Ref Type: Journal Article
Authors: Stamps, Richard B.
Title: Jar burials from the Lobusbussan site, Orchid (Botel Tobago) Island
Date: 1983
Source: Asian Perspectives (1980)
Notes: Listed on Scholar Space as <i>Asian Perspectives</i>, 1983
Abstract: Introduction: Orchid Island (also known as Botel Tobago, Kotosho, Hung-tou-yii or Lan Yii) is one of several small islands that form a chain stretching north from the Philippines, past Taiwan, through the Ryukyus to Japan. Orchid Island is 82 kilometers (49 miles) southeast of the city of Taitung on Taiwan's east coast, and has a surface area of 45 km<sup>2</sup> (18 mi<sup>2</sup>). The indigenous peoples are known as the Yami. Although the Yami have a rich oral tradition, little is known archaeologically about their history or origins. In an attempt to fill this void in the archaeological record, the author carried out reconnaissance work on Orchid Island, Republic of China, in May and June 1977. Twenty-two sites were located: six recent historic sites (under modern villages), seven abandoned village sites mentioned in the folklore, three related to agricultural activities, one cave site, and one burial site (Stamps 1978). The purpose of this paper is to report the findings from the jar burial site of Lobusbussan. Lobusbussan (site 9) is located immediately adjacent to the road in a cluster of overgrowth among the taro fields on the southwestern portion of the island (Fig. 1), between the modern villages of Hung Tou (Imurud) and Yii Jen (Iratai).
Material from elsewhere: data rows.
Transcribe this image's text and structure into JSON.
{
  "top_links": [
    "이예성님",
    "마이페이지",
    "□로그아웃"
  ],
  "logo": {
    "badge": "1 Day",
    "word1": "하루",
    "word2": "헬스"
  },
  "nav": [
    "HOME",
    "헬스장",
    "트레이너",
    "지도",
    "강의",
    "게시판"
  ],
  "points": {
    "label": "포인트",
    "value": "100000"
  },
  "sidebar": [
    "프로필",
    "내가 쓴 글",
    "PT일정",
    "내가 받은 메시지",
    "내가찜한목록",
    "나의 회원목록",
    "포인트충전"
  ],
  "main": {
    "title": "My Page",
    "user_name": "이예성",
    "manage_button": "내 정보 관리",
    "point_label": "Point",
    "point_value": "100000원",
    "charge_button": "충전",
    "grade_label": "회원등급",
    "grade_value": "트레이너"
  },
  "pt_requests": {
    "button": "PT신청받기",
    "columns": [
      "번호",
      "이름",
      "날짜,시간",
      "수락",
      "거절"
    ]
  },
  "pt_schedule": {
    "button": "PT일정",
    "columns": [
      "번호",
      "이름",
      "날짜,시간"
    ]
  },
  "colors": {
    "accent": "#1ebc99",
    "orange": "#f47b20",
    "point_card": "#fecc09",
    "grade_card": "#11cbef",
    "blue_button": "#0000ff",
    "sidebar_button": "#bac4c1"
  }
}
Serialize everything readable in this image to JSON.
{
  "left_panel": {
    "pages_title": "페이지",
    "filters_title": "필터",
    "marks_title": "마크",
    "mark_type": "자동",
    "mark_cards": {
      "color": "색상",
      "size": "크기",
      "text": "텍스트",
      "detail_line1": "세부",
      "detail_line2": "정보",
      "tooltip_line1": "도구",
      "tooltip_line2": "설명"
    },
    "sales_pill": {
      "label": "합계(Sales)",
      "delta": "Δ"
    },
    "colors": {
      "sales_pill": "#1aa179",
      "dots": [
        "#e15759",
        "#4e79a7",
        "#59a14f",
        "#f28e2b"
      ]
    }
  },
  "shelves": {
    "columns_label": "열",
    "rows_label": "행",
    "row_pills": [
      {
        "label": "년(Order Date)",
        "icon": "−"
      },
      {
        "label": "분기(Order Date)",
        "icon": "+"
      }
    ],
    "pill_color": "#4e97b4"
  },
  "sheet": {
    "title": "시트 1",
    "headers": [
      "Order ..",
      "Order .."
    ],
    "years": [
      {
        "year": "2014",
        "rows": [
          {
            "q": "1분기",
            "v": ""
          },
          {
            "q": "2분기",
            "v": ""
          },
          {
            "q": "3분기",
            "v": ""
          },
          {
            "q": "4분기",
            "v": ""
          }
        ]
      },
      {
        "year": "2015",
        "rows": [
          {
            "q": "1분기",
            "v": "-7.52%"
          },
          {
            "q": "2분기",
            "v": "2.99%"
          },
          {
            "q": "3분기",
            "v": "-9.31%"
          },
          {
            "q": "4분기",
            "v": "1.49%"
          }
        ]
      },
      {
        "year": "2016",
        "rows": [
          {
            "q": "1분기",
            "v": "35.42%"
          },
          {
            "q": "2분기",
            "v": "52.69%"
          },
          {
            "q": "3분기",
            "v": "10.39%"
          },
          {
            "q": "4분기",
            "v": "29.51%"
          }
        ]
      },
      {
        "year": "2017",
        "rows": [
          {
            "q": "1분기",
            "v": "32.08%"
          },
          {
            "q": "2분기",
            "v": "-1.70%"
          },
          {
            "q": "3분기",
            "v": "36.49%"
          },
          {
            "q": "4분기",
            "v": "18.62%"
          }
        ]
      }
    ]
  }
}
Date Created: 12/28/2002
Volume: 23
Number: 2
Page Start: 181
Page End: 192